Whereabouts of Wisconsin's cougar unknownIt has been a month since Department of Natural Resources wildlife officials tried unsuccessfully to place a radio collar on a cougar or mountain lion in western Washburn County. The current location of the large cat is unknown and is Wisconsin’s second verified cougar sighting in 14 months.
It has been a month since Department of Natural Resources wildlife officials tried unsuccessfully to place a radio collar on a cougar or mountain lion in western Washburn County. The current location of the large cat is unknown and is Wisconsin’s second verified cougar sighting in 14 months.
“The cougar appeared in good health and we wanted to keep him that way,” said DNR Wildlife Biologist Ken Jonas, “after several days of tracking him field conditions had deteriorated to the point that we were unable to locate him again.”
Had they been able to get close enough the biologists would have darted the cougar with an immobilizing agent and put a tracking collar on it.
That was on March 5 and shortly after most of northern Wisconsin’s snow melted. It is easier to find an animal and trail it when there is snow on the ground, according to Jonas. He requests people in the area report any sightings to the department. A few people have called but the reported sightings could not be verified by field staff.
Should the opportunity present itself wildlife crews would once again like to try and capture the cat.
“We would like to get a radio collar on it to learn more about this animal, including localized and long distance movements, habitat use and selection,” Jonas said. “But we will do so only if it can be accomplished without harm to the animal.”
By following the animal, biologists would know if it stayed in Wisconsin or moved into an adjacent state.
Should it stay, Jonas and his crews would like to know how the cougar deals with residential areas, farms, and highways. Would this cougar lead us to other cougars, Jonas wonders?

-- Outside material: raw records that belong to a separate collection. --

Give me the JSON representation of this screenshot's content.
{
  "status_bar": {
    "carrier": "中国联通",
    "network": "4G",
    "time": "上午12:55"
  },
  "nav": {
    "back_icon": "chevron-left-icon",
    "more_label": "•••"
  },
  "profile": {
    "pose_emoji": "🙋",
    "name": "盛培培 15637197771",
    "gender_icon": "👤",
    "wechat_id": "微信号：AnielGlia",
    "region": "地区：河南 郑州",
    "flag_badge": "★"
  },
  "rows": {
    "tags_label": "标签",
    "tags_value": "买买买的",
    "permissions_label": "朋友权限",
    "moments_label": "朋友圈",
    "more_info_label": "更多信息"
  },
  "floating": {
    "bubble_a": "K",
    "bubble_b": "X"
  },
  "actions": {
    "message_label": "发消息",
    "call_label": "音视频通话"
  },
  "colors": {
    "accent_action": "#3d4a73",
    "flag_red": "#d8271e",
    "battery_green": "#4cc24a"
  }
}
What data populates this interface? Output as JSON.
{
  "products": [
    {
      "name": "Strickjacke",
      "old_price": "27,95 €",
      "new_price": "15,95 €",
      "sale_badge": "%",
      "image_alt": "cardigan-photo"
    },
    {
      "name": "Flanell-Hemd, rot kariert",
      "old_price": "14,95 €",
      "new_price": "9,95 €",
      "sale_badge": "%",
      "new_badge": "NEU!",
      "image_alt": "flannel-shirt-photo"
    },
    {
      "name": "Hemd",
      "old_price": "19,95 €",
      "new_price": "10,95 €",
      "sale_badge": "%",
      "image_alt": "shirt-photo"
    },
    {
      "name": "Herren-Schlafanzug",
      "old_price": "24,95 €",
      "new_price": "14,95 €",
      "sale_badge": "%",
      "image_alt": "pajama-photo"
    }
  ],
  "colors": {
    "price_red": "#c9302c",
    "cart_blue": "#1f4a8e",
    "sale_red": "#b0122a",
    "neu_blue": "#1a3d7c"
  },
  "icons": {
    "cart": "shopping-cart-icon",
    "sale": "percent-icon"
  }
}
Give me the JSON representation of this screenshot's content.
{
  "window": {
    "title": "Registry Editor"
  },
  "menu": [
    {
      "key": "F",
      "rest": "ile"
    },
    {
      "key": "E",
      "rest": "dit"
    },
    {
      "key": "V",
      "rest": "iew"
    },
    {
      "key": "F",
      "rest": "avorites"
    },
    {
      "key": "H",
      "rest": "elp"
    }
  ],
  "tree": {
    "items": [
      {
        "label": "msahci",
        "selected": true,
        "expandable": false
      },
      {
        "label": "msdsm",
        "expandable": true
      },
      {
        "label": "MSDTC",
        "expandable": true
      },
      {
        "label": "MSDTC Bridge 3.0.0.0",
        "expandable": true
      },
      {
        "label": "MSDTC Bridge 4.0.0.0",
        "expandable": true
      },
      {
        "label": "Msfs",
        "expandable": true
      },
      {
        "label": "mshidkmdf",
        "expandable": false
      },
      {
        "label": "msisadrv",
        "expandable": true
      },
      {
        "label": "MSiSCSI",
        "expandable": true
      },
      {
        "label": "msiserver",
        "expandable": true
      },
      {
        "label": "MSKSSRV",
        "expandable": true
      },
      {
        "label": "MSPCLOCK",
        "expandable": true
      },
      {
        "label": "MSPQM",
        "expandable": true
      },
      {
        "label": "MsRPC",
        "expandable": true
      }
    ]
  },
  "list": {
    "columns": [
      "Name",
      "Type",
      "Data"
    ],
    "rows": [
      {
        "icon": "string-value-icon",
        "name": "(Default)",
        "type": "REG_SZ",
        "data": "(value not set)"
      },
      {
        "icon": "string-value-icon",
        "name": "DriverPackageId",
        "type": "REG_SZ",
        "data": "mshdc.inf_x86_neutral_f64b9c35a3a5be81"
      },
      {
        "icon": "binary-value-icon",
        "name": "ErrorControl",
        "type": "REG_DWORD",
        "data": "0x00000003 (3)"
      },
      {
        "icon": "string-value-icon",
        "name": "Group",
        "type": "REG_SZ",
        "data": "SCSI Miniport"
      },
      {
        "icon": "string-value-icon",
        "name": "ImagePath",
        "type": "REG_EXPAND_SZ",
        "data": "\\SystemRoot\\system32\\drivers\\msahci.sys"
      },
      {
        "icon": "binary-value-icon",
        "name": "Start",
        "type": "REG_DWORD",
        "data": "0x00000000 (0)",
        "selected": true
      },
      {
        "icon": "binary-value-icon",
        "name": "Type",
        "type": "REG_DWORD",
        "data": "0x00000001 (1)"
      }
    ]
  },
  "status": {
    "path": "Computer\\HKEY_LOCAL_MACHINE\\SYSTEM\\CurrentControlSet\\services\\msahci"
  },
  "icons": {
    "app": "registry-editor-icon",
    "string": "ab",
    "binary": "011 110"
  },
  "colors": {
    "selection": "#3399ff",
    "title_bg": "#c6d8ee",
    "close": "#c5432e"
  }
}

“Getting the animal radio-collared would be a major step in learning about what is happening with cougars in Wisconsin and get us away from mere speculations to hard science,” he said.
The wildlife biologists gave up the chase near the Burnett-Washburn county line north of highway 70, a densely wooded area with few people. This is quite different from Wisconsin’s first verified cougar that was found in Rock County over a year ago. That cat was eventually shot and killed by police officers in a Chicago suburb.
“We are not sure where the Washburn County cat came from,” Jonas said, “but with cougar populations expanding in South Dakota and Canada we suspect it could have come from either of those two places. A young male cougar, like this one, can travel long distances looking for new territory or a mate.”
Anyone sighting a cougar should report it to their nearest DNR office. Jonas advises to observe it at a distance and try of get a photo of it. If it leaves foot prints in the mud or sand, Jonas said to cover the track with a can or box to maintain its shape and prevent weathering.
“Cougar tracks are hard to distinguish from the front paw print of a bear,” the wildlife biologist explained.
People wanting more information about cougars or mountain lions can check out the department’s website at: http://dnr.wi.gov/org/land/er/mammals/cougar/index.htm.